Start of INFORMATION SUPPLIED
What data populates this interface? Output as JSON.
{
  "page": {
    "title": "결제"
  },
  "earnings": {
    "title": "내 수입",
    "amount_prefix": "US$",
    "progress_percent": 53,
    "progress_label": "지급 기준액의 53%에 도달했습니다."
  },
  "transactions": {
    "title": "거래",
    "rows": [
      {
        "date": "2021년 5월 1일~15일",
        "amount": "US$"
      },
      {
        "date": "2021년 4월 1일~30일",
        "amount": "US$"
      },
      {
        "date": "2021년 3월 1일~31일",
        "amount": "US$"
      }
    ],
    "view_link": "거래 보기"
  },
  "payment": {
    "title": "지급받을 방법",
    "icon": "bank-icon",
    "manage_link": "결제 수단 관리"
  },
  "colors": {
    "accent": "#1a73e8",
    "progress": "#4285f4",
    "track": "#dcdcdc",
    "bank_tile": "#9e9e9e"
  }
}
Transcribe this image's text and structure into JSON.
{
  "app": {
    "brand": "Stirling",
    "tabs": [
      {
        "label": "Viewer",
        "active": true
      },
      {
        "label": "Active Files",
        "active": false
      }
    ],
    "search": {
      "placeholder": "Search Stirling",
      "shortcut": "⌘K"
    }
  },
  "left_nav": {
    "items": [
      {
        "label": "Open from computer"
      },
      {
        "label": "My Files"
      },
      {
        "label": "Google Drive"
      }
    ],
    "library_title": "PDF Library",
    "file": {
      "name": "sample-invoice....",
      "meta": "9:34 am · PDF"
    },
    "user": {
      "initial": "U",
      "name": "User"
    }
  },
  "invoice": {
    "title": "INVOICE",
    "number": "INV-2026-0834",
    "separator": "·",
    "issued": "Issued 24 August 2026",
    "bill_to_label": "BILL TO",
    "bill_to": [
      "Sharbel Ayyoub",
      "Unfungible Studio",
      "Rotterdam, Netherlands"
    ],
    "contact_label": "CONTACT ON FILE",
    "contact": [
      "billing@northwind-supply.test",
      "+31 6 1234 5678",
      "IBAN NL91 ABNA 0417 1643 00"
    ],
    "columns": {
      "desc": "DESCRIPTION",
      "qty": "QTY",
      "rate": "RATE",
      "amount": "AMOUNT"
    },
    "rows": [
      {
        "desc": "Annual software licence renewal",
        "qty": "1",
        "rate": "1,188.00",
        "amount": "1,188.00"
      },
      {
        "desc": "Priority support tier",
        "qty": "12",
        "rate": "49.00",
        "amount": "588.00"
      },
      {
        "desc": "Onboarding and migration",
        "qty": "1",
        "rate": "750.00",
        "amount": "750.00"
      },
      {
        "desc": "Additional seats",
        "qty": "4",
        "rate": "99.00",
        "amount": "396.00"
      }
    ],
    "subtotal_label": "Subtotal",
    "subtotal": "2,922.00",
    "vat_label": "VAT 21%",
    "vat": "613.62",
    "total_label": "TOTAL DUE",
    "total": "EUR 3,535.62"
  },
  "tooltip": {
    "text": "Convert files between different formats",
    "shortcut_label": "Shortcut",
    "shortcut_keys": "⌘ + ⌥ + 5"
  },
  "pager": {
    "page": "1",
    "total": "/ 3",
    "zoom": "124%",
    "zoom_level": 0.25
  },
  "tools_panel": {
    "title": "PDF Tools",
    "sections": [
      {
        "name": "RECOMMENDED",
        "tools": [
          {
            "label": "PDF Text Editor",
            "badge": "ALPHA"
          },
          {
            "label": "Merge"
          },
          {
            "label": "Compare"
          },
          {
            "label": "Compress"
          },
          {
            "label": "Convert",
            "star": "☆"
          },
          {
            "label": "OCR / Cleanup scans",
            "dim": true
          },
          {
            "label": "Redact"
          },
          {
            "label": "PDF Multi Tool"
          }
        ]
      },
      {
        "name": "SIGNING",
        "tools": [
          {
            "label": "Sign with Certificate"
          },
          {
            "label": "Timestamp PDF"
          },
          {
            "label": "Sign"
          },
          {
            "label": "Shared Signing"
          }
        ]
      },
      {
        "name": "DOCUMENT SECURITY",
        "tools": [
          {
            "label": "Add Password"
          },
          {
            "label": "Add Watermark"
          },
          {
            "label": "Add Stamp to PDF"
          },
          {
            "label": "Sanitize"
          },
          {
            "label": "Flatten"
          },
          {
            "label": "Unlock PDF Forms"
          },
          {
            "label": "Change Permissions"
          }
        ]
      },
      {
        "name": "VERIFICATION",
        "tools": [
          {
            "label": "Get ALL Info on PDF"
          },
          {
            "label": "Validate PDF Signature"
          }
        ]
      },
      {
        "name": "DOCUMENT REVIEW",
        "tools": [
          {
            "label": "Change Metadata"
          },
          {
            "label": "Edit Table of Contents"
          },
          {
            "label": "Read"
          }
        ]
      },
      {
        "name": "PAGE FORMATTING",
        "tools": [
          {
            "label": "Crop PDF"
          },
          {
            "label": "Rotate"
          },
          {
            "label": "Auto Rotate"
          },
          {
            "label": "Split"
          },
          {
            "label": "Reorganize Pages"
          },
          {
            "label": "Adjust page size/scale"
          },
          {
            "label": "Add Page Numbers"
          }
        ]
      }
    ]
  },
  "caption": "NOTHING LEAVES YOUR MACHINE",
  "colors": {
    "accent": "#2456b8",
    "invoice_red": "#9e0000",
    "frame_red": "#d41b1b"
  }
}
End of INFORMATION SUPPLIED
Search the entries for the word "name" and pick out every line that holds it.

      "name": "sample-invoice....",
      "name": "User"
        "name": "RECOMMENDED",
        "name": "SIGNING",
        "name": "DOCUMENT SECURITY",
        "name": "VERIFICATION",
        "name": "DOCUMENT REVIEW",
        "name": "PAGE FORMATTING",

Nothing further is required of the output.